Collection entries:
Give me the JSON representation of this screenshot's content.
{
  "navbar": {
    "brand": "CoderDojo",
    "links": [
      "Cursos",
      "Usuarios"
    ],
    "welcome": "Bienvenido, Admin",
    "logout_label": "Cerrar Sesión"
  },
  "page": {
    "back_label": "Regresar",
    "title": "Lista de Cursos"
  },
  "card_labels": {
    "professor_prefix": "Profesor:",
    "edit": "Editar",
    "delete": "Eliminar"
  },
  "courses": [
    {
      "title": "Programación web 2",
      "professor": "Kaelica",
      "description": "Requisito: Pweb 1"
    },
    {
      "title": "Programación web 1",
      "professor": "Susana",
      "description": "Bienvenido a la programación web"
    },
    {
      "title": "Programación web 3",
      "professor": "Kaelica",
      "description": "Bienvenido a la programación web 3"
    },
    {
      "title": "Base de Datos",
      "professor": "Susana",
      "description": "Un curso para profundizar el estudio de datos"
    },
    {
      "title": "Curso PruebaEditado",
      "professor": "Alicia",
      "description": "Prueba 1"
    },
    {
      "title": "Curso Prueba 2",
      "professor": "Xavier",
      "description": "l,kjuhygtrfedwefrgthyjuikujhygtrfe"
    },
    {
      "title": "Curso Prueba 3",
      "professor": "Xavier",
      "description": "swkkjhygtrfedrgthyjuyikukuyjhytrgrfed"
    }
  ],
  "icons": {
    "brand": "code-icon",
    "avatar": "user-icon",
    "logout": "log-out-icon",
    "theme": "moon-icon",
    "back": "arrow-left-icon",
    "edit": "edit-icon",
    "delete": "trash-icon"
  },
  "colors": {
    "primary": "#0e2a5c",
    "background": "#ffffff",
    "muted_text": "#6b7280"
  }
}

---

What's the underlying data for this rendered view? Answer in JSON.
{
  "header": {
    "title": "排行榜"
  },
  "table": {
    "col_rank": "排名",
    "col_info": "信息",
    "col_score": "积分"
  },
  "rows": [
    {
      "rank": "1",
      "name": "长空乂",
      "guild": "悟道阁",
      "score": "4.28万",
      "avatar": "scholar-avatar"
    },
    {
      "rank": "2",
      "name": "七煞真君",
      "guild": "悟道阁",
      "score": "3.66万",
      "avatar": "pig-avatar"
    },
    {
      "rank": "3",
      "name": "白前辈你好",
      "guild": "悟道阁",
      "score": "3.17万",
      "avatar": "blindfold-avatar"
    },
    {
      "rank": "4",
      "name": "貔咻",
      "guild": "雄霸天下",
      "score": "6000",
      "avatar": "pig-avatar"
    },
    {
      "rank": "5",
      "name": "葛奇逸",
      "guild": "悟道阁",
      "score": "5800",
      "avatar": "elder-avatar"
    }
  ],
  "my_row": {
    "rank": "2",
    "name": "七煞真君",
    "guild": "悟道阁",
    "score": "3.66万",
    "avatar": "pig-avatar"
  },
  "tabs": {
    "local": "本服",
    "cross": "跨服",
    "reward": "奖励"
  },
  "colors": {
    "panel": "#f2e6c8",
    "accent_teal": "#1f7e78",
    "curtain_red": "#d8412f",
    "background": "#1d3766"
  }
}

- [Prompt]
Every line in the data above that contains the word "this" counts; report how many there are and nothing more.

- [Solution]
2